TASK DETAILS: Exactly as written, print every line of the listing below and omit its pictures.

Start of EXERCISE DATA

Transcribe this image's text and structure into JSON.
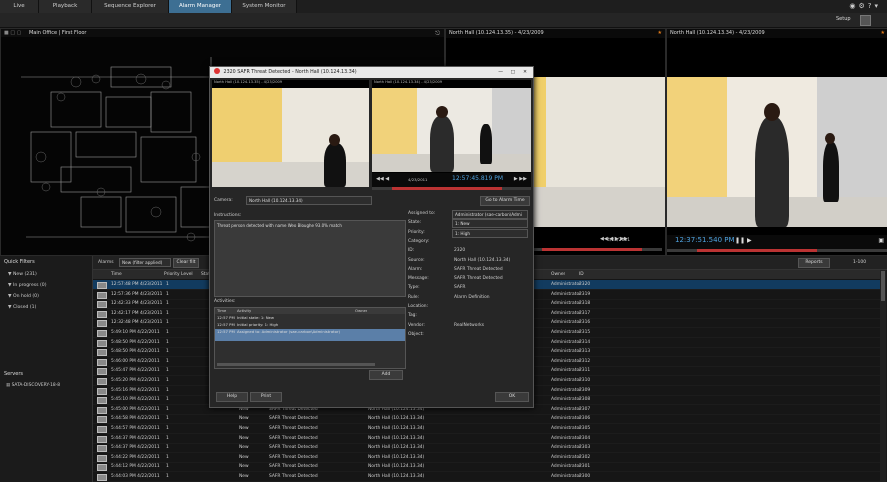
{
  "tabs": [
    "Live",
    "Playback",
    "Sequence Explorer",
    "Alarm Manager",
    "System Monitor"
  ],
  "active_tab": "Alarm Manager",
  "setup_label": "Setup",
  "map": {
    "title": "Main Office | First Floor"
  },
  "cameras": [
    {
      "title": "North Hall (10.124.13.35)  - 4/23/2009"
    },
    {
      "title": "North Hall (10.124.13.34)  - 4/23/2009"
    }
  ],
  "timestamp_right": "12:37:51.540 PM",
  "date_right": "4/23/2011",
  "quick_filters": {
    "title": "Quick Filters",
    "items": [
      "New (231)",
      "In progress (0)",
      "On hold (0)",
      "Closed (1)"
    ]
  },
  "servers": {
    "title": "Servers",
    "items": [
      "SATA-DISCOVERY-18-8"
    ]
  },
  "toolbar": {
    "alarms_label": "Alarms",
    "filter_value": "New (filter applied)",
    "clear_label": "Clear filt",
    "reports_label": "Reports",
    "paging": "1-100"
  },
  "columns": [
    "Time",
    "Priority Level",
    "State",
    "Message",
    "Source",
    "Owner",
    "ID"
  ],
  "rows": [
    {
      "time": "12:57:48 PM 4/23/2011",
      "prio": "1",
      "state": "",
      "msg": "",
      "src": "",
      "owner": "Administrator",
      "id": "2320"
    },
    {
      "time": "12:57:36 PM 4/23/2011",
      "prio": "1",
      "state": "",
      "msg": "",
      "src": "",
      "owner": "Administrator",
      "id": "2319"
    },
    {
      "time": "12:42:33 PM 4/23/2011",
      "prio": "1",
      "state": "",
      "msg": "",
      "src": "",
      "owner": "Administrator",
      "id": "2318"
    },
    {
      "time": "12:42:17 PM 4/23/2011",
      "prio": "1",
      "state": "",
      "msg": "",
      "src": "",
      "owner": "Administrator",
      "id": "2317"
    },
    {
      "time": "12:32:48 PM 4/23/2011",
      "prio": "1",
      "state": "",
      "msg": "",
      "src": "",
      "owner": "Administrator",
      "id": "2316"
    },
    {
      "time": "5:49:10 PM 4/22/2011",
      "prio": "1",
      "state": "",
      "msg": "",
      "src": "",
      "owner": "Administrator",
      "id": "2315"
    },
    {
      "time": "5:48:50 PM 4/22/2011",
      "prio": "1",
      "state": "",
      "msg": "",
      "src": "",
      "owner": "Administrator",
      "id": "2314"
    },
    {
      "time": "5:48:50 PM 4/22/2011",
      "prio": "1",
      "state": "",
      "msg": "",
      "src": "",
      "owner": "Administrator",
      "id": "2313"
    },
    {
      "time": "5:46:00 PM 4/22/2011",
      "prio": "1",
      "state": "",
      "msg": "",
      "src": "",
      "owner": "Administrator",
      "id": "2312"
    },
    {
      "time": "5:45:47 PM 4/22/2011",
      "prio": "1",
      "state": "",
      "msg": "",
      "src": "",
      "owner": "Administrator",
      "id": "2311"
    },
    {
      "time": "5:45:20 PM 4/22/2011",
      "prio": "1",
      "state": "",
      "msg": "",
      "src": "",
      "owner": "Administrator",
      "id": "2310"
    },
    {
      "time": "5:45:16 PM 4/22/2011",
      "prio": "1",
      "state": "",
      "msg": "",
      "src": "",
      "owner": "Administrator",
      "id": "2309"
    },
    {
      "time": "5:45:10 PM 4/22/2011",
      "prio": "1",
      "state": "",
      "msg": "",
      "src": "",
      "owner": "Administrator",
      "id": "2308"
    },
    {
      "time": "5:45:00 PM 4/22/2011",
      "prio": "1",
      "state": "New",
      "msg": "SAFR Threat Detected",
      "src": "North Hall (10.124.13.34)",
      "owner": "Administrator",
      "id": "2307"
    },
    {
      "time": "5:44:58 PM 4/22/2011",
      "prio": "1",
      "state": "New",
      "msg": "SAFR Threat Detected",
      "src": "North Hall (10.124.13.34)",
      "owner": "Administrator",
      "id": "2306"
    },
    {
      "time": "5:44:57 PM 4/22/2011",
      "prio": "1",
      "state": "New",
      "msg": "SAFR Threat Detected",
      "src": "North Hall (10.124.13.34)",
      "owner": "Administrator",
      "id": "2305"
    },
    {
      "time": "5:44:37 PM 4/22/2011",
      "prio": "1",
      "state": "New",
      "msg": "SAFR Threat Detected",
      "src": "North Hall (10.124.13.34)",
      "owner": "Administrator",
      "id": "2304"
    },
    {
      "time": "5:44:37 PM 4/22/2011",
      "prio": "1",
      "state": "New",
      "msg": "SAFR Threat Detected",
      "src": "North Hall (10.124.13.34)",
      "owner": "Administrator",
      "id": "2303"
    },
    {
      "time": "5:44:22 PM 4/22/2011",
      "prio": "1",
      "state": "New",
      "msg": "SAFR Threat Detected",
      "src": "North Hall (10.124.13.34)",
      "owner": "Administrator",
      "id": "2302"
    },
    {
      "time": "5:44:12 PM 4/22/2011",
      "prio": "1",
      "state": "New",
      "msg": "SAFR Threat Detected",
      "src": "North Hall (10.124.13.34)",
      "owner": "Administrator",
      "id": "2301"
    },
    {
      "time": "5:44:03 PM 4/22/2011",
      "prio": "1",
      "state": "New",
      "msg": "SAFR Threat Detected",
      "src": "North Hall (10.124.13.34)",
      "owner": "Administrator",
      "id": "2300"
    }
  ],
  "dialog": {
    "title": "2320 SAFR Threat Detected - North Hall (10.124.13.34)",
    "cam1_title": "North Hall (10.124.13.35) - 4/23/2009",
    "cam2_title": "North Hall (10.124.13.34) - 4/23/2009",
    "video_time": "12:57:45.819 PM",
    "video_date": "4/23/2011",
    "camera_label": "Camera:",
    "camera_value": "North Hall (10.124.13.34)",
    "goto_label": "Go to Alarm Time",
    "instructions_label": "Instructions:",
    "instructions_text": "Threat person detected with name Weo Bloughe  93.0% match",
    "fields": [
      {
        "label": "Assigned to:",
        "value": "Administrator (sae-carbon\\Admi"
      },
      {
        "label": "State:",
        "value": "1: New"
      },
      {
        "label": "Priority:",
        "value": "1: High"
      },
      {
        "label": "Category:",
        "value": ""
      },
      {
        "label": "ID:",
        "value": "2320"
      },
      {
        "label": "Source:",
        "value": "North Hall (10.124.13.34)"
      },
      {
        "label": "Alarm:",
        "value": "SAFR Threat Detected"
      },
      {
        "label": "Message:",
        "value": "SAFR Threat Detected"
      },
      {
        "label": "Type:",
        "value": "SAFR"
      },
      {
        "label": "Rule:",
        "value": "Alarm Definition"
      },
      {
        "label": "Location:",
        "value": ""
      },
      {
        "label": "Tag:",
        "value": ""
      },
      {
        "label": "Vendor:",
        "value": "RealNetworks"
      },
      {
        "label": "Object:",
        "value": ""
      }
    ],
    "activities_label": "Activities:",
    "activity_columns": [
      "Time",
      "Activity",
      "Owner"
    ],
    "activities": [
      {
        "time": "12:57 PM",
        "text": "Initial state: 1: New"
      },
      {
        "time": "12:57 PM",
        "text": "Initial priority: 1: High"
      },
      {
        "time": "12:57 PM",
        "text": "Assigned to: Administrator (sae-carbon\\Administrator)"
      }
    ],
    "add_label": "Add",
    "help_label": "Help",
    "print_label": "Print",
    "ok_label": "OK"
  }
}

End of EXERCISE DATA

REPLY TO THE TASK:
Transcribe this image's text and structure into JSON.
{
  "tabs": [
    "Live",
    "Playback",
    "Sequence Explorer",
    "Alarm Manager",
    "System Monitor"
  ],
  "active_tab": "Alarm Manager",
  "setup_label": "Setup",
  "map": {
    "title": "Main Office | First Floor"
  },
  "cameras": [
    {
      "title": "North Hall (10.124.13.35)  - 4/23/2009"
    },
    {
      "title": "North Hall (10.124.13.34)  - 4/23/2009"
    }
  ],
  "timestamp_right": "12:37:51.540 PM",
  "date_right": "4/23/2011",
  "quick_filters": {
    "title": "Quick Filters",
    "items": [
      "New (231)",
      "In progress (0)",
      "On hold (0)",
      "Closed (1)"
    ]
  },
  "servers": {
    "title": "Servers",
    "items": [
      "SATA-DISCOVERY-18-8"
    ]
  },
  "toolbar": {
    "alarms_label": "Alarms",
    "filter_value": "New (filter applied)",
    "clear_label": "Clear filt",
    "reports_label": "Reports",
    "paging": "1-100"
  },
  "columns": [
    "Time",
    "Priority Level",
    "State",
    "Message",
    "Source",
    "Owner",
    "ID"
  ],
  "rows": [
    {
      "time": "12:57:48 PM 4/23/2011",
      "prio": "1",
      "state": "",
      "msg": "",
      "src": "",
      "owner": "Administrator",
      "id": "2320"
    },
    {
      "time": "12:57:36 PM 4/23/2011",
      "prio": "1",
      "state": "",
      "msg": "",
      "src": "",
      "owner": "Administrator",
      "id": "2319"
    },
    {
      "time": "12:42:33 PM 4/23/2011",
      "prio": "1",
      "state": "",
      "msg": "",
      "src": "",
      "owner": "Administrator",
      "id": "2318"
    },
    {
      "time": "12:42:17 PM 4/23/2011",
      "prio": "1",
      "state": "",
      "msg": "",
      "src": "",
      "owner": "Administrator",
      "id": "2317"
    },
    {
      "time": "12:32:48 PM 4/23/2011",
      "prio": "1",
      "state": "",
      "msg": "",
      "src": "",
      "owner": "Administrator",
      "id": "2316"
    },
    {
      "time": "5:49:10 PM 4/22/2011",
      "prio": "1",
      "state": "",
      "msg": "",
      "src": "",
      "owner": "Administrator",
      "id": "2315"
    },
    {
      "time": "5:48:50 PM 4/22/2011",
      "prio": "1",
      "state": "",
      "msg": "",
      "src": "",
      "owner": "Administrator",
      "id": "2314"
    },
    {
      "time": "5:48:50 PM 4/22/2011",
      "prio": "1",
      "state": "",
      "msg": "",
      "src": "",
      "owner": "Administrator",
      "id": "2313"
    },
    {
      "time": "5:46:00 PM 4/22/2011",
      "prio": "1",
      "state": "",
      "msg": "",
      "src": "",
      "owner": "Administrator",
      "id": "2312"
    },
    {
      "time": "5:45:47 PM 4/22/2011",
      "prio": "1",
      "state": "",
      "msg": "",
      "src": "",
      "owner": "Administrator",
      "id": "2311"
    },
    {
      "time": "5:45:20 PM 4/22/2011",
      "prio": "1",
      "state": "",
      "msg": "",
      "src": "",
      "owner": "Administrator",
      "id": "2310"
    },
    {
      "time": "5:45:16 PM 4/22/2011",
      "prio": "1",
      "state": "",
      "msg": "",
      "src": "",
      "owner": "Administrator",
      "id": "2309"
    },
    {
      "time": "5:45:10 PM 4/22/2011",
      "prio": "1",
      "state": "",
      "msg": "",
      "src": "",
      "owner": "Administrator",
      "id": "2308"
    },
    {
      "time": "5:45:00 PM 4/22/2011",
      "prio": "1",
      "state": "New",
      "msg": "SAFR Threat Detected",
      "src": "North Hall (10.124.13.34)",
      "owner": "Administrator",
      "id": "2307"
    },
    {
      "time": "5:44:58 PM 4/22/2011",
      "prio": "1",
      "state": "New",
      "msg": "SAFR Threat Detected",
      "src": "North Hall (10.124.13.34)",
      "owner": "Administrator",
      "id": "2306"
    },
    {
      "time": "5:44:57 PM 4/22/2011",
      "prio": "1",
      "state": "New",
      "msg": "SAFR Threat Detected",
      "src": "North Hall (10.124.13.34)",
      "owner": "Administrator",
      "id": "2305"
    },
    {
      "time": "5:44:37 PM 4/22/2011",
      "prio": "1",
      "state": "New",
      "msg": "SAFR Threat Detected",
      "src": "North Hall (10.124.13.34)",
      "owner": "Administrator",
      "id": "2304"
    },
    {
      "time": "5:44:37 PM 4/22/2011",
      "prio": "1",
      "state": "New",
      "msg": "SAFR Threat Detected",
      "src": "North Hall (10.124.13.34)",
      "owner": "Administrator",
      "id": "2303"
    },
    {
      "time": "5:44:22 PM 4/22/2011",
      "prio": "1",
      "state": "New",
      "msg": "SAFR Threat Detected",
      "src": "North Hall (10.124.13.34)",
      "owner": "Administrator",
      "id": "2302"
    },
    {
      "time": "5:44:12 PM 4/22/2011",
      "prio": "1",
      "state": "New",
      "msg": "SAFR Threat Detected",
      "src": "North Hall (10.124.13.34)",
      "owner": "Administrator",
      "id": "2301"
    },
    {
      "time": "5:44:03 PM 4/22/2011",
      "prio": "1",
      "state": "New",
      "msg": "SAFR Threat Detected",
      "src": "North Hall (10.124.13.34)",
      "owner": "Administrator",
      "id": "2300"
    }
  ],
  "dialog": {
    "title": "2320 SAFR Threat Detected - North Hall (10.124.13.34)",
    "cam1_title": "North Hall (10.124.13.35) - 4/23/2009",
    "cam2_title": "North Hall (10.124.13.34) - 4/23/2009",
    "video_time": "12:57:45.819 PM",
    "video_date": "4/23/2011",
    "camera_label": "Camera:",
    "camera_value": "North Hall (10.124.13.34)",
    "goto_label": "Go to Alarm Time",
    "instructions_label": "Instructions:",
    "instructions_text": "Threat person detected with name Weo Bloughe  93.0% match",
    "fields": [
      {
        "label": "Assigned to:",
        "value": "Administrator (sae-carbon\\Admi"
      },
      {
        "label": "State:",
        "value": "1: New"
      },
      {
        "label": "Priority:",
        "value": "1: High"
      },
      {
        "label": "Category:",
        "value": ""
      },
      {
        "label": "ID:",
        "value": "2320"
      },
      {
        "label": "Source:",
        "value": "North Hall (10.124.13.34)"
      },
      {
        "label": "Alarm:",
        "value": "SAFR Threat Detected"
      },
      {
        "label": "Message:",
        "value": "SAFR Threat Detected"
      },
      {
        "label": "Type:",
        "value": "SAFR"
      },
      {
        "label": "Rule:",
        "value": "Alarm Definition"
      },
      {
        "label": "Location:",
        "value": ""
      },
      {
        "label": "Tag:",
        "value": ""
      },
      {
        "label": "Vendor:",
        "value": "RealNetworks"
      },
      {
        "label": "Object:",
        "value": ""
      }
    ],
    "activities_label": "Activities:",
    "activity_columns": [
      "Time",
      "Activity",
      "Owner"
    ],
    "activities": [
      {
        "time": "12:57 PM",
        "text": "Initial state: 1: New"
      },
      {
        "time": "12:57 PM",
        "text": "Initial priority: 1: High"
      },
      {
        "time": "12:57 PM",
        "text": "Assigned to: Administrator (sae-carbon\\Administrator)"
      }
    ],
    "add_label": "Add",
    "help_label": "Help",
    "print_label": "Print",
    "ok_label": "OK"
  }
}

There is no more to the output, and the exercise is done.